or of the religion which they did think is true. Religion and ethnicity
are not the same thing, so to think that your religion is true is in no
way to think that your ethnicity is superior.

Do you, Dr. Kephart, believe it is the duty of the anthropology
instructor to "teach" students that their religion is false and that to
otherwise is ethnocentric? To return to the original thread somewhat, I
agree that to call one's own belief system a "religion" and other's
beliefs "myth" seems pejorative and paternalistic, but the issue is the
definition of myth and religion, not moral and religious relativism.

On Sat, 6 Apr 1996, Ronald Kephart wrote:

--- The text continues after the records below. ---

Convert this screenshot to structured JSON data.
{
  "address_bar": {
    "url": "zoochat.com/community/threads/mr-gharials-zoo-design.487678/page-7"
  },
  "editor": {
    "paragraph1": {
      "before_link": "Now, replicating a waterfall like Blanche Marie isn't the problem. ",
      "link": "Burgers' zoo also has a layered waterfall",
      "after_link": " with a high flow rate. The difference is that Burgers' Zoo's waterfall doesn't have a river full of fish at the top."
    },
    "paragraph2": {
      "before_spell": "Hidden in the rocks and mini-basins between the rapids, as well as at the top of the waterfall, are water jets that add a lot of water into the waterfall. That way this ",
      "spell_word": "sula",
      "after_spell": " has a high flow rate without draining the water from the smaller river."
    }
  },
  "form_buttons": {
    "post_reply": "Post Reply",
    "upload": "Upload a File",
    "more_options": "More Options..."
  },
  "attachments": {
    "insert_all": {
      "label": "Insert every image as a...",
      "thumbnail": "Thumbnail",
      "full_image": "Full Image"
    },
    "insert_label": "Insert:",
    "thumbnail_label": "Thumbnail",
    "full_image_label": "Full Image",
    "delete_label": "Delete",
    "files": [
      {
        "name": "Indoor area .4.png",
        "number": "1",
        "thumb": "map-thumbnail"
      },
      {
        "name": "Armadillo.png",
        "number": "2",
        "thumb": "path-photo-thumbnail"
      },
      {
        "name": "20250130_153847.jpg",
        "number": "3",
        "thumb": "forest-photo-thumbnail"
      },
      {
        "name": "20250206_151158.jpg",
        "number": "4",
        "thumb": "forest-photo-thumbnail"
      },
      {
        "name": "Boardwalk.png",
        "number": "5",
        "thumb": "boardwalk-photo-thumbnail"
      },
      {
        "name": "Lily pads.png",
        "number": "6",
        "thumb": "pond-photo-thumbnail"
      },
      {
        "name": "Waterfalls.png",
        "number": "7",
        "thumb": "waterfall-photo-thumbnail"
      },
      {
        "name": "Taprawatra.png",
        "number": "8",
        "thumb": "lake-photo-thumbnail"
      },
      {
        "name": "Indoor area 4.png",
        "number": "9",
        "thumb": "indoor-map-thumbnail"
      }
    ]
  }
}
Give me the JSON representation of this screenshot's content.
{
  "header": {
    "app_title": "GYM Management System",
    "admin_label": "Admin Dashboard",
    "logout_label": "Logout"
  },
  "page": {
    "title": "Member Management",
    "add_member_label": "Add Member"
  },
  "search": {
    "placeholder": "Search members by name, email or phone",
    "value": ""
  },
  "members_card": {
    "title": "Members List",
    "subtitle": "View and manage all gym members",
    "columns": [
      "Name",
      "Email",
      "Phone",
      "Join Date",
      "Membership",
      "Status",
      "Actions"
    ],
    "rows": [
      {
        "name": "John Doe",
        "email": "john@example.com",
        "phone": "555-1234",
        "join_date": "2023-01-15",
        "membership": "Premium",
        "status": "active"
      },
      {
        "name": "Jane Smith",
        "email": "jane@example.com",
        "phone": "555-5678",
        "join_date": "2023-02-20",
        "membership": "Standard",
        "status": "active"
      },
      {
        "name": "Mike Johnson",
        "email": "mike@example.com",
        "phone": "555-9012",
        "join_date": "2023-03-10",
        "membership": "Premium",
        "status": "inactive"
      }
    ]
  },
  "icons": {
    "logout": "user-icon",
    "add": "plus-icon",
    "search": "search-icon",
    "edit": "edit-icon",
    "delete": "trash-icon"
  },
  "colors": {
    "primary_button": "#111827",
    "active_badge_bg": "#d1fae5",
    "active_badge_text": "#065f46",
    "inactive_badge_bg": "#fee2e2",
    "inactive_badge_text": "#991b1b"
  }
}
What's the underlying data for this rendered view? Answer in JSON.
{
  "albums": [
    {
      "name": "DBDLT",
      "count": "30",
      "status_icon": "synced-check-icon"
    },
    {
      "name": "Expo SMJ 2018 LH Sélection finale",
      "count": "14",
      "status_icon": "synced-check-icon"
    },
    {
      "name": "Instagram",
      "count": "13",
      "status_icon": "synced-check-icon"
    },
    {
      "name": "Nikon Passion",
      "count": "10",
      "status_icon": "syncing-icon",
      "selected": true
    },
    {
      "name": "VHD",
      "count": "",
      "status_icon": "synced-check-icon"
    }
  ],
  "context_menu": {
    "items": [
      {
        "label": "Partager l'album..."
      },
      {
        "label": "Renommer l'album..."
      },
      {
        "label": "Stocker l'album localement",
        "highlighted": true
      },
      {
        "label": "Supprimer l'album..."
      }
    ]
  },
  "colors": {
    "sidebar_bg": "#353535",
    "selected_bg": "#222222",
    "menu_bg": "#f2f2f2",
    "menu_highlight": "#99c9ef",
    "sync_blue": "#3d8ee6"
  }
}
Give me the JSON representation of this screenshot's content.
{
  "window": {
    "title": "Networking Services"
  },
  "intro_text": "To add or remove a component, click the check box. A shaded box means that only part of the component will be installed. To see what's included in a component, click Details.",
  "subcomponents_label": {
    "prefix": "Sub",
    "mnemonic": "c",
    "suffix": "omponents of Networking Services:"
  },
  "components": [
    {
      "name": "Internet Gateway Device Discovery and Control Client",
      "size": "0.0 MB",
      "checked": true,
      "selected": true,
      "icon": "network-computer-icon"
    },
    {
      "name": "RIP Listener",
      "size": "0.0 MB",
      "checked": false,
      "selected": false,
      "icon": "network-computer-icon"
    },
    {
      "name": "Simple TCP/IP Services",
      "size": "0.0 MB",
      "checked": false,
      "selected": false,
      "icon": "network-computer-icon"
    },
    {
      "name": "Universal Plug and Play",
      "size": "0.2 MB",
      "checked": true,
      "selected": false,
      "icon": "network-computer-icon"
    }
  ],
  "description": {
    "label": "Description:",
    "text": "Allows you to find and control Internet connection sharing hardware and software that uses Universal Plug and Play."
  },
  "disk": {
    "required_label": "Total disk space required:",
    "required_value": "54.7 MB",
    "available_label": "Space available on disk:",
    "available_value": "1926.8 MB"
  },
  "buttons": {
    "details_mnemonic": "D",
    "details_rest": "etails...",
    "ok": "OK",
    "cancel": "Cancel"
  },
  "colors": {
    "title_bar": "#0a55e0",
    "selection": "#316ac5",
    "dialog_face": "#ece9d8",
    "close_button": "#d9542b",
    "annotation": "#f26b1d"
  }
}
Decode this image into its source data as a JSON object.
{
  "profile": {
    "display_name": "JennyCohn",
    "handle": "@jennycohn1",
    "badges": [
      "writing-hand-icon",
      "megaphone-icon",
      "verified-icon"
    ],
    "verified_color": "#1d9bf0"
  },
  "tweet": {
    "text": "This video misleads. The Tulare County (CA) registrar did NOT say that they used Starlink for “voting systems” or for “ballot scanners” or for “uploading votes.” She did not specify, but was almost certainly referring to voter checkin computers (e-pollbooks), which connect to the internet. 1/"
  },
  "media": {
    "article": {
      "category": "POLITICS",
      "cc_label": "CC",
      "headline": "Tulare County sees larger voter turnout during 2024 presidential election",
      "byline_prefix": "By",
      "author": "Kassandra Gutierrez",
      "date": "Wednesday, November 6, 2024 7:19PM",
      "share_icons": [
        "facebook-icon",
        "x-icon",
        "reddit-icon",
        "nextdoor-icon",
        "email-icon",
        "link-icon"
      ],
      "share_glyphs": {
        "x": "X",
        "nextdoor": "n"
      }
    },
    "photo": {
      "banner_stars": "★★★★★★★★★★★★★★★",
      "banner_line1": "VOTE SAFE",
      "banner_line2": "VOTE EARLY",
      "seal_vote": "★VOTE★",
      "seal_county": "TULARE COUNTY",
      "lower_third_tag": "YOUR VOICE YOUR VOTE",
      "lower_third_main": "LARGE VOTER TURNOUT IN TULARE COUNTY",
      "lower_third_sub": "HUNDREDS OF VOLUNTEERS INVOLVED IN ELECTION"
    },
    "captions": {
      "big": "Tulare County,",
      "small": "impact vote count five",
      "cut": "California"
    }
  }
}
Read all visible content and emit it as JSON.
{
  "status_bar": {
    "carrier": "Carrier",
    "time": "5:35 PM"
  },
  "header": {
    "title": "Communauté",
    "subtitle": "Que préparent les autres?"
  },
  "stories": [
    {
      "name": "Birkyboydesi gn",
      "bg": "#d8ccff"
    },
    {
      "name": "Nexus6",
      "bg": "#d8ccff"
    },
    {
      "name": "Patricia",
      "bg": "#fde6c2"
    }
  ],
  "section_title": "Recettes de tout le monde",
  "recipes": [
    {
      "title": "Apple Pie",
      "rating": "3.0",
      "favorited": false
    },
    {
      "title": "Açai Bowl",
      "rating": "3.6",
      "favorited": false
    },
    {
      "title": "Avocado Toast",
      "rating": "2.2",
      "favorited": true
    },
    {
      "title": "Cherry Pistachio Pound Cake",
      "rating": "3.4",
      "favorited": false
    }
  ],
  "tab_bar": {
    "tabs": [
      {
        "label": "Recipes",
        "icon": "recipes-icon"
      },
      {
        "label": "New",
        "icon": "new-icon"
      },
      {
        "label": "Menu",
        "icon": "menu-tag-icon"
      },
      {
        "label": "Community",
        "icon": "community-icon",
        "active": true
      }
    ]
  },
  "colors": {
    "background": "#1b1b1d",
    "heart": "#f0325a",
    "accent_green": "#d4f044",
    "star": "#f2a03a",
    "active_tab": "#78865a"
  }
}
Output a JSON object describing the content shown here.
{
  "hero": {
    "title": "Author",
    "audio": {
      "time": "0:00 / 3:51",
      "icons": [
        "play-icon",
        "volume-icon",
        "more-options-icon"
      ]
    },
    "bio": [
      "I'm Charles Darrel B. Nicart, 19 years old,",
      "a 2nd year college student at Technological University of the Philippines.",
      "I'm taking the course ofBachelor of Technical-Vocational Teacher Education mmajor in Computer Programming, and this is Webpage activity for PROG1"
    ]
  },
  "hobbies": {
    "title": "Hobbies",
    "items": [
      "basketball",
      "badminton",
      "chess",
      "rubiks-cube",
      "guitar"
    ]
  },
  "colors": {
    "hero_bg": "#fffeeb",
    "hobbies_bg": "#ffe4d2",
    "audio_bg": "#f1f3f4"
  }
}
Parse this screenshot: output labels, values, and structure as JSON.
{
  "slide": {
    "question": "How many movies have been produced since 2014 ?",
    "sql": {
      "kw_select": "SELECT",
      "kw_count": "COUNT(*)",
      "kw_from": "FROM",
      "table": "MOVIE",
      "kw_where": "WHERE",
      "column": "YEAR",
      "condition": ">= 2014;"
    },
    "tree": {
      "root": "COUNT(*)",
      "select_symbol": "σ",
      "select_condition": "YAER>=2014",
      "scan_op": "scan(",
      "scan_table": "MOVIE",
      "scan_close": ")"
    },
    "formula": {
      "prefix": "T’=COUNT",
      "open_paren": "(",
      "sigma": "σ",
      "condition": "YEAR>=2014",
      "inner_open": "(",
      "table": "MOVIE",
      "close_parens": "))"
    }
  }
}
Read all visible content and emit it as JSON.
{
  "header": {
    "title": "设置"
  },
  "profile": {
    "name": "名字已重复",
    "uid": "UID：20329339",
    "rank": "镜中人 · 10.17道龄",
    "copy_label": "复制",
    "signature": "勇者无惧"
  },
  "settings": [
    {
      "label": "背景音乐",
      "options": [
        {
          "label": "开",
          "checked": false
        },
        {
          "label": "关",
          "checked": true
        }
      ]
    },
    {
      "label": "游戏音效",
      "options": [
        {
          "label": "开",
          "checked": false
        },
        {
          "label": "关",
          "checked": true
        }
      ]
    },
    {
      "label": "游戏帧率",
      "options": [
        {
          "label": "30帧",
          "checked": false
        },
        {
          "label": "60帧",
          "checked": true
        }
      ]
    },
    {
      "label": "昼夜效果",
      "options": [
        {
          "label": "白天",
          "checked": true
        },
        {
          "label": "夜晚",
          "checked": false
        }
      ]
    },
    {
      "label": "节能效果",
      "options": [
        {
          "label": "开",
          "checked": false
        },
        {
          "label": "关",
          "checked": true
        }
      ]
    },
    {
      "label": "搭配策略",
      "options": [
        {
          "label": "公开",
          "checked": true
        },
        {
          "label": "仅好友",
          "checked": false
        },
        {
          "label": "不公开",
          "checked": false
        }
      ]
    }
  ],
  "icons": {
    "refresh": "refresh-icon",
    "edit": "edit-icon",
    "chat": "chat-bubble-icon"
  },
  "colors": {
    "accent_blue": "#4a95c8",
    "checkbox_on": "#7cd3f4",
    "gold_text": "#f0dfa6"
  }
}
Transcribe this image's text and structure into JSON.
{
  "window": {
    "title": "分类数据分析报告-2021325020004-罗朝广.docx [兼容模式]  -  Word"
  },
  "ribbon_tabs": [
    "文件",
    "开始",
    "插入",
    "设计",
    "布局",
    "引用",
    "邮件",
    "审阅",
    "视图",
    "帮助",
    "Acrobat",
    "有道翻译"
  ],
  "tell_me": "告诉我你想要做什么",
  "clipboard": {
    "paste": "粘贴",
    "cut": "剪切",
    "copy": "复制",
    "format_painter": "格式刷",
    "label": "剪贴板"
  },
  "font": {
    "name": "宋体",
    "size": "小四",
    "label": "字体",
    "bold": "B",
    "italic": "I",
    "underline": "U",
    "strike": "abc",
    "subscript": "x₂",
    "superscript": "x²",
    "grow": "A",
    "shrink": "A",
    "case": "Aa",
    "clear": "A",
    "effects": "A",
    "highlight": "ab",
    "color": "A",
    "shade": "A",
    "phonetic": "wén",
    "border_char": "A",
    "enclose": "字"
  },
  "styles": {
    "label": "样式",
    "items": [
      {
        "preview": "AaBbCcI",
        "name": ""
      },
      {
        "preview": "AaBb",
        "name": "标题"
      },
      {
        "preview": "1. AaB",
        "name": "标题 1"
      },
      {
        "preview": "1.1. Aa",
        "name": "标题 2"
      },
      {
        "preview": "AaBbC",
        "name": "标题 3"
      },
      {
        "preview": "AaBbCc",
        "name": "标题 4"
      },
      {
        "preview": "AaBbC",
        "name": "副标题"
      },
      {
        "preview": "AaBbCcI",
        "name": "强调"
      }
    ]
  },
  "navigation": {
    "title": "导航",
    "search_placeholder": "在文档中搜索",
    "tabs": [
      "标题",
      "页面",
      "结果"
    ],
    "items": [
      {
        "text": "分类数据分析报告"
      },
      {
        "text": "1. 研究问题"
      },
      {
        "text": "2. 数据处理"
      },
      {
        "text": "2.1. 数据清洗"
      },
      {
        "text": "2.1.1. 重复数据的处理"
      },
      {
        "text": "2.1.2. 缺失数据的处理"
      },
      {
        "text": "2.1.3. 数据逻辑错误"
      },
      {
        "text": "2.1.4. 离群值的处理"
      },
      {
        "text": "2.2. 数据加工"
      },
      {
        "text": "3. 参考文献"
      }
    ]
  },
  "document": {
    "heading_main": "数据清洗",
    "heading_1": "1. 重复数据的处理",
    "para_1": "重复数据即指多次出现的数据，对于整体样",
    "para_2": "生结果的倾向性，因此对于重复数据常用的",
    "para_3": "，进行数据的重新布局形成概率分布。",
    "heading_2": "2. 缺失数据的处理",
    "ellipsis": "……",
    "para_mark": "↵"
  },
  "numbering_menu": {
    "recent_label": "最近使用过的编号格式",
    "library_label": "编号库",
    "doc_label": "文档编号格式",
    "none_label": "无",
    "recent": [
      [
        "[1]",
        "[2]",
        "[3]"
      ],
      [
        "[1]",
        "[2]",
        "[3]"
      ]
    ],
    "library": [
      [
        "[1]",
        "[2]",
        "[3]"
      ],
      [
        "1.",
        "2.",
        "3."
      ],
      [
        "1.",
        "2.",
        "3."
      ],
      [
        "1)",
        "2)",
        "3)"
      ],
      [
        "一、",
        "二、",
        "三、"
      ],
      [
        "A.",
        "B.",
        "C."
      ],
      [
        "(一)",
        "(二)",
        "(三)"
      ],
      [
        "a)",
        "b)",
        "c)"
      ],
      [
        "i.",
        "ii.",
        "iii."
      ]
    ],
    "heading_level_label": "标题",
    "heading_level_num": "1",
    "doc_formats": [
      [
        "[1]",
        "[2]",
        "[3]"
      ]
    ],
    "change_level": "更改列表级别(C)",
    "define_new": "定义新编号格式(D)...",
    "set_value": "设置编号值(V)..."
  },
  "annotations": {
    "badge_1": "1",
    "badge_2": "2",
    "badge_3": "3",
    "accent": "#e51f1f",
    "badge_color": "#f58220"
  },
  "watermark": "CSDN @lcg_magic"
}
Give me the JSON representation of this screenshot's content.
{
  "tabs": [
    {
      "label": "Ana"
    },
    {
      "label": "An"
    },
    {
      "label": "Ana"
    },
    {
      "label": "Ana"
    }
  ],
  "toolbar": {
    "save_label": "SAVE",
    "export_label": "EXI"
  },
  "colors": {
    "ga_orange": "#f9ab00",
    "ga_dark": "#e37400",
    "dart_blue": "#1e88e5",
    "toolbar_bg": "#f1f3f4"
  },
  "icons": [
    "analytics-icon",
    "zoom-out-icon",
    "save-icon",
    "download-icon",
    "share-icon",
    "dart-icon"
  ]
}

> Maybe this is a little tangential, but it seems to me that religion is precisely
> the area where it's hardest to get students to maintain a cultural relativist
> perspective. The reason, as discussed by both Richard Calo and Bill Lesley,
> seems to be that they assume that their own system of belief is "true" and that
> others are "false." It's very hard to get them to see that that is, in fact, an
> ethnocentric attitude.
> One thing that seems to help (at least for me) is to use the framework in
> Harris' text "People Culture Nature" where the term "cult" is used to describe
> any particular system of religious belief. This turns the students off at
> first, because they aren't used to thinking of their own catholic, baptist, etc.
> set of beliefs and behaviors as a cult; but using that label, I think, helps
> them to distance themselves a little from what is normally a very strongly
> internalized domain.
> Incidentally, most of my teaching on religion takes place in a course on the
> Caribbean, where they learn about Haitian vodoun (among other things). So you
> can imagine the distorted notions they come in with!
> It occurs to me that this religion and mythology issue also feeds into the
> evolution-creation debate, and the difficulty we have in convincing people that
> creationism as reported in the Bible is a myth (Darwin thought that the
> publication of his findings would be the end of religion; to paraphrase Gerald
> Ford, if he were alive today, he'd turn over in his grave!).
> Ronald Kephart
> Department of Language & Literature
> University of North Florida
> Jacksonville, FL 32224
> ph: (w) 904-646-2580 (h) 904-268-4250